Sedimentary Geology and Micropaleontology Laboratory, UA Geological Sciences

Our laboratory is equipped with both transmitted and reflected light microscopes for analyzing nannofossil, diatom, and foraminiferal microfossil samples, as well as sedimentary grains. We are fully equipped for diatom settling, nannofossil settling, and slide preparation techniques, foraminiferal preparation techniques, and sedimentary grain size analysis.

We have a handheld gamma-ray spectrometer (RS-125 Super Spec) for measuring gamma, U, Th, and %K in cores and in outcrop. We have a CoreLabs Portable Probe Permeameter (PPP-250) for measuring effective permeability in cores and in outcrops.

The Bettersize S3 Plus Grain Size and Shape Analyzer – new shared equipment for the CORPS Paleo Working Group!

Follow our CORPS Working Group: @Paleo_AL

Geological Sciences Cold Core Facility

Dr. Totten manages the Cold Core Facility in Geological Sciences. The facility includes hundreds of vibracores, GeoProbe cores, and rotary drill cores from Mobile Bay, Weeks Bay, Dauphin Island, Mississippi Sound, and Galveston Bay (including several legacy cores collected by Rodriguez et al. circa 2000). The Cold Core Facility also houses over 10,000 pounds of sediment from offshore Thwaites Glacier, which we are furiously processing for microfossil and stable isotope analyses!

Photo: Vibracores and rotary drill cores from Weeks Bay laid out for sampling.


Geological Sciences Truck-mounted GeoProbeTM Coring System

The Department of Geological Sciences owns a truck-mounted GeoProbeTM coring system that is ideal for coring into unsaturated and relatively indurated sediments. Cores may be taken several meters below the surface.

research equipment
research materials
Dr. Minzoni and Daniel Montiel
Dr. Totten with PhD student Daniel Montiel coring in Mobile Bay (Photos by Zach Riggins, UA News)

Geological Sciences Vibracoring System

The Department of Geological Sciences owns a vibracoring system for shallow coring of saturated sediment.

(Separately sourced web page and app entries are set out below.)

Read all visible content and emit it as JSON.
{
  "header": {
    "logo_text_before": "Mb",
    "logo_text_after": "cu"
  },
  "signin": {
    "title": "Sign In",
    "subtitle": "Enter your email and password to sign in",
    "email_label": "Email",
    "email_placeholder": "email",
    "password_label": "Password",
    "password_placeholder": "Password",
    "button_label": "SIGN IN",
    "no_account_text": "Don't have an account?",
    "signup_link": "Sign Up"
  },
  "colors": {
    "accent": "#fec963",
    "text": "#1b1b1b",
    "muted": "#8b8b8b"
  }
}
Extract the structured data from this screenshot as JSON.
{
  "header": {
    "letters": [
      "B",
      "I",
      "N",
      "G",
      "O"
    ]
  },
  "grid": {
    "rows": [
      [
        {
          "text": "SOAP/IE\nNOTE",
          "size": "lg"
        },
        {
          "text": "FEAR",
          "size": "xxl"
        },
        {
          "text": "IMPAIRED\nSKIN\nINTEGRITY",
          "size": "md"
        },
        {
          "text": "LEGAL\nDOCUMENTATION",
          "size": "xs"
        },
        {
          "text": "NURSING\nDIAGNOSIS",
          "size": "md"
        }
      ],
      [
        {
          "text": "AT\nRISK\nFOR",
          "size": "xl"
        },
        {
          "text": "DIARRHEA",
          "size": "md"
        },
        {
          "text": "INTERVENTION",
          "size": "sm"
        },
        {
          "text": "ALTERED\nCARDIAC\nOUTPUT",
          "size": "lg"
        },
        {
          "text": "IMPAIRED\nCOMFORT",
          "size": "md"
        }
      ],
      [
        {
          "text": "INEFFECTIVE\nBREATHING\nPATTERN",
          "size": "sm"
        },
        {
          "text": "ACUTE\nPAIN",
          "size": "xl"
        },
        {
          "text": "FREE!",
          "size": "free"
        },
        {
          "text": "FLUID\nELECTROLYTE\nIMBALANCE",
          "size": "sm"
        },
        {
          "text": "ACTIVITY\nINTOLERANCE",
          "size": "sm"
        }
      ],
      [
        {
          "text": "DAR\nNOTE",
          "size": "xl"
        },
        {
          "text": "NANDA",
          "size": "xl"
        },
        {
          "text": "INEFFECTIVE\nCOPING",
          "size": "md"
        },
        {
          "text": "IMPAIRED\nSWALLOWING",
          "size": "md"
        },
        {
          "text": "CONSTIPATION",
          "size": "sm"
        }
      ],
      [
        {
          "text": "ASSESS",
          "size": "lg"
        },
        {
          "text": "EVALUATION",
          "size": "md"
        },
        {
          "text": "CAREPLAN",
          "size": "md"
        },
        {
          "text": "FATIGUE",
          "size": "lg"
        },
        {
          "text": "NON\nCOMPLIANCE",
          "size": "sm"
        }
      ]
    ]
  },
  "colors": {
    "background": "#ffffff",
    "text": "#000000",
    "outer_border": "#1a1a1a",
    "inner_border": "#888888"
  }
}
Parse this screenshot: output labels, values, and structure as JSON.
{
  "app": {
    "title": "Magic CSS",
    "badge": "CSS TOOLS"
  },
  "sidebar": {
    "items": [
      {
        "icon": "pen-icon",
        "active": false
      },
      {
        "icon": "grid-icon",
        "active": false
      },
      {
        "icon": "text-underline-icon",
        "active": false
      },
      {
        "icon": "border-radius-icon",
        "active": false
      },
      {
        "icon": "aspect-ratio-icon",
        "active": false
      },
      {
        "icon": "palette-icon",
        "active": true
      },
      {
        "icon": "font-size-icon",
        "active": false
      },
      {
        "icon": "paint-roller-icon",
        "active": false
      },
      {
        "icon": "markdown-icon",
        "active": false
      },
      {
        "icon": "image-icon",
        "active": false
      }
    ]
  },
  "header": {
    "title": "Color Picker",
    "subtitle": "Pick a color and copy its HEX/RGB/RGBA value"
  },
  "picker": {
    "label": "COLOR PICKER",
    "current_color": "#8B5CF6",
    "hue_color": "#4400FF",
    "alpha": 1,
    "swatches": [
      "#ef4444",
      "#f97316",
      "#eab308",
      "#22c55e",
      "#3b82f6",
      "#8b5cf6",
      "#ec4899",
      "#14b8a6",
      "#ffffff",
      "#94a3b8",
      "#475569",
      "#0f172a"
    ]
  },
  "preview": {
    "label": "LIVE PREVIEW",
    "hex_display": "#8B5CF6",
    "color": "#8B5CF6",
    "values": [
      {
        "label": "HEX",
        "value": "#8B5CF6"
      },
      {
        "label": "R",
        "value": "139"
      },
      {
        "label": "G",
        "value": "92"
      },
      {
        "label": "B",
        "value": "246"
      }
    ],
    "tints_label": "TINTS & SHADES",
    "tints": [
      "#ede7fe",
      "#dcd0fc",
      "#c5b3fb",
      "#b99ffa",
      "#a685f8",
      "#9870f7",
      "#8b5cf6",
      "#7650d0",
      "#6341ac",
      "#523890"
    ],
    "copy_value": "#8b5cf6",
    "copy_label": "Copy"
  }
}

A state-of-the-art tripod was recently built for coring greater depths.

geology students conducting research
UA Geology students Will Ketcheside and Kory Pilet and UA Geography post-doc Dr. Emily Elliott getting ready to take a vibracore in a lake.
researchers collecting a vibracore
Collecting a vibracore in Weeks Bay with USM colleagues.

The Alabama Stable Isotope Laboratory (ASIL)

Dr. Fred Andrus, Dr. Tom Tobin, Dr. Totten, and Dr. Joe Lambert operate the Alabama Stable Isotope Laboratory (ASIL) in the Department of Geological Sciences. It is equipped with a Gasbench, Costech Elemental Analyzer, TC/EA, and two Delta Mass Spectrometers for analyzing carbonate, water, and organics.